▶ WORK REQUEST:
Go through the entries and copy every one exactly.

▶ GIVEN INFORMATION:
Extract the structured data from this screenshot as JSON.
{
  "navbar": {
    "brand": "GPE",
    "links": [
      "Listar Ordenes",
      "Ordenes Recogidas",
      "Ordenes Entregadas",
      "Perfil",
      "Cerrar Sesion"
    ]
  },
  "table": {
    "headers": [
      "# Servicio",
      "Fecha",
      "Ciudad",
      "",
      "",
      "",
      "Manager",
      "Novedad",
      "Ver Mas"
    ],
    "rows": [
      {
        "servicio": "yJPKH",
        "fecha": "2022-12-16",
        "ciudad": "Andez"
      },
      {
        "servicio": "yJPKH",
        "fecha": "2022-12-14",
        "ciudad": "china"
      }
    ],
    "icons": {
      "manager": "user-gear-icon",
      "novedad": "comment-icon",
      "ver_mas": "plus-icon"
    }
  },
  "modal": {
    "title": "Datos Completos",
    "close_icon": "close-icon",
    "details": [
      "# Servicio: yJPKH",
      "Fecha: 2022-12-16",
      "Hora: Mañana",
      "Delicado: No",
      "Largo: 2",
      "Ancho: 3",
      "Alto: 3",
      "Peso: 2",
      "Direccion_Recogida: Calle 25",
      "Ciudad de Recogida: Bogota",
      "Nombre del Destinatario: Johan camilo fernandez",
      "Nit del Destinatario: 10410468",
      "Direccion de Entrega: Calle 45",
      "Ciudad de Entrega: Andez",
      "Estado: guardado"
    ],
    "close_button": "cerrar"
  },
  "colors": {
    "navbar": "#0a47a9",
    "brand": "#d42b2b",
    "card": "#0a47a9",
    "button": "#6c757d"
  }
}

▶ TASK ANSWER:
Extract the structured data from this screenshot as JSON.
{
  "navbar": {
    "brand": "GPE",
    "links": [
      "Listar Ordenes",
      "Ordenes Recogidas",
      "Ordenes Entregadas",
      "Perfil",
      "Cerrar Sesion"
    ]
  },
  "table": {
    "headers": [
      "# Servicio",
      "Fecha",
      "Ciudad",
      "",
      "",
      "",
      "Manager",
      "Novedad",
      "Ver Mas"
    ],
    "rows": [
      {
        "servicio": "yJPKH",
        "fecha": "2022-12-16",
        "ciudad": "Andez"
      },
      {
        "servicio": "yJPKH",
        "fecha": "2022-12-14",
        "ciudad": "china"
      }
    ],
    "icons": {
      "manager": "user-gear-icon",
      "novedad": "comment-icon",
      "ver_mas": "plus-icon"
    }
  },
  "modal": {
    "title": "Datos Completos",
    "close_icon": "close-icon",
    "details": [
      "# Servicio: yJPKH",
      "Fecha: 2022-12-16",
      "Hora: Mañana",
      "Delicado: No",
      "Largo: 2",
      "Ancho: 3",
      "Alto: 3",
      "Peso: 2",
      "Direccion_Recogida: Calle 25",
      "Ciudad de Recogida: Bogota",
      "Nombre del Destinatario: Johan camilo fernandez",
      "Nit del Destinatario: 10410468",
      "Direccion de Entrega: Calle 45",
      "Ciudad de Entrega: Andez",
      "Estado: guardado"
    ],
    "close_button": "cerrar"
  },
  "colors": {
    "navbar": "#0a47a9",
    "brand": "#d42b2b",
    "card": "#0a47a9",
    "button": "#6c757d"
  }
}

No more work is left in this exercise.